        Next, CONSISTENCY. Don’t reject one app because it has iPhone in the title, while multitudes of others have already been approved. Or reject an app for duplicating functionality, when there’s a buttload of calcs, weather apps, and notepad apps already approved.

        Do those two things and a large percentage of frustrated devs will feel better almost instantly, because if their app is rejected then it would most likely have little to do with what reviewer they got at Apple HQ.

  18. I don’t see the issue. This is how Apple has treated it’s customers and developers since Steve Jobs came back to Apple. There’s nothing new here. I guess it’s just getting publicity because of the iPhone’s popularity.

    Apple has, and always will, do what it wants, when it wants. You can either play by their rules or go somewhere else (preferably Android).

    “Think Different” right? …well, unless you think different(ly) than Apple does.

    • “I don’t see the issue. This is how Apple has treated it’s customers and developers since Steve Jobs came back to Apple.”

      There have never been any restrictions on developing or running software on the Mac. Having to pay for the privilege of running your own code on your own hardware, and then begging Apple for permission to release it to the others is most definitely a change for the worse.

      I also hope that Android gains popularity. This bizarre idea that if you can hold a computer in your hand then it should be locked down needs to go away.

  19. On the bright side, there is now a third category to entertain the developers in iTunes Connect! The yellow light says hold on for eternity while Apple decides whether your app will prevent potential business opportunities or offend a humorless politician with satire.

    Kafka could only have dreamt up this scenario.
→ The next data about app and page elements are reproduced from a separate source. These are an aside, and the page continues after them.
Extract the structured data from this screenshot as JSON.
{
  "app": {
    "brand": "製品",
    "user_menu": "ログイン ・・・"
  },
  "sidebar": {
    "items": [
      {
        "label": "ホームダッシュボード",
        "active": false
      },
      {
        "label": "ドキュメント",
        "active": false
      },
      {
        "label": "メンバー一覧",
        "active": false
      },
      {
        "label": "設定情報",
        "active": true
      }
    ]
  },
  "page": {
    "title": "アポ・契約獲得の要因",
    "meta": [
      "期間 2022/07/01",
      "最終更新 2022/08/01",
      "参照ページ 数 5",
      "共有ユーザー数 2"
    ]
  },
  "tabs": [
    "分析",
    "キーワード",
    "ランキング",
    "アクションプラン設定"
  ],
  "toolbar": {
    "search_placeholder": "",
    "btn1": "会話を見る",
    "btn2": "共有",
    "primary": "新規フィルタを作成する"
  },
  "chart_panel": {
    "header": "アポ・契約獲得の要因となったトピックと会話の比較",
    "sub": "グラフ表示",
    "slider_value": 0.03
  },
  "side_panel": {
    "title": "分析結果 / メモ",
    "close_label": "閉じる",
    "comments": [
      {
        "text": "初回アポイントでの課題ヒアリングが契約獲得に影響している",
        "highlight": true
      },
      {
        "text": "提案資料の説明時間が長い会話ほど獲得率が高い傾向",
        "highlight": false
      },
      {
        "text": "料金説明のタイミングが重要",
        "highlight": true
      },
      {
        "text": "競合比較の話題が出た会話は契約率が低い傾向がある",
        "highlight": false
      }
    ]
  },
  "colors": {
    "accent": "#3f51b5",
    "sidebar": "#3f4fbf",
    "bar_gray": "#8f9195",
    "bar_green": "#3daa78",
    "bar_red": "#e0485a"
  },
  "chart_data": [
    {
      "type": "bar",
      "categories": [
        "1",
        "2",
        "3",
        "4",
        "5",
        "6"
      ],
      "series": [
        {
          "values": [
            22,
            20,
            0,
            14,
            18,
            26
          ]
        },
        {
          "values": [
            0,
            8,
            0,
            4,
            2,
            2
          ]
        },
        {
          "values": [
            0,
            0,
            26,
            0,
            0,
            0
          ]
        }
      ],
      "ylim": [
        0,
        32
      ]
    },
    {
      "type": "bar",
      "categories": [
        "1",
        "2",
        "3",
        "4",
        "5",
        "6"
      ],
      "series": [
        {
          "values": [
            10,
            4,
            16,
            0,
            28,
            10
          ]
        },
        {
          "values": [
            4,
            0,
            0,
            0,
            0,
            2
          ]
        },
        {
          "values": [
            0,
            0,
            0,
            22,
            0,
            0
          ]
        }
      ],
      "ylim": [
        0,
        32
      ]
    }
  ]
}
I look forward to Apple reviewing music, movies and computer apps.

  20. Om,
    Good post
    But in hindsight , what do you expect when you have more than 100K applications that are spread across about 10 – 15 languages ( which most tech journalists fail to acknowledge)
    Plus there are probably another three hundred thousand rejected apps.
    You are talking close to half a million reviews.
    Say each review takes 30 minutes ( I would say 1 hour) .
    Hmm, Do the math , you need lots of folks (more than current APPLE staff) who knows 10 -15 different languages to keep up with updates.

    • Well, I can download and install anything I want on my MBP. No problem. It was Apple’s decision to be gatekeepers of the iPhone platform, and keep it a closed system, so that they could impose their tax on every app sold. No one is forcing them to manage it that way. They should have anticipated the requirements of maintaining such a system. Since they make 30% of each app sold, maybe they need to stop being greedy and put some of that money back into the system.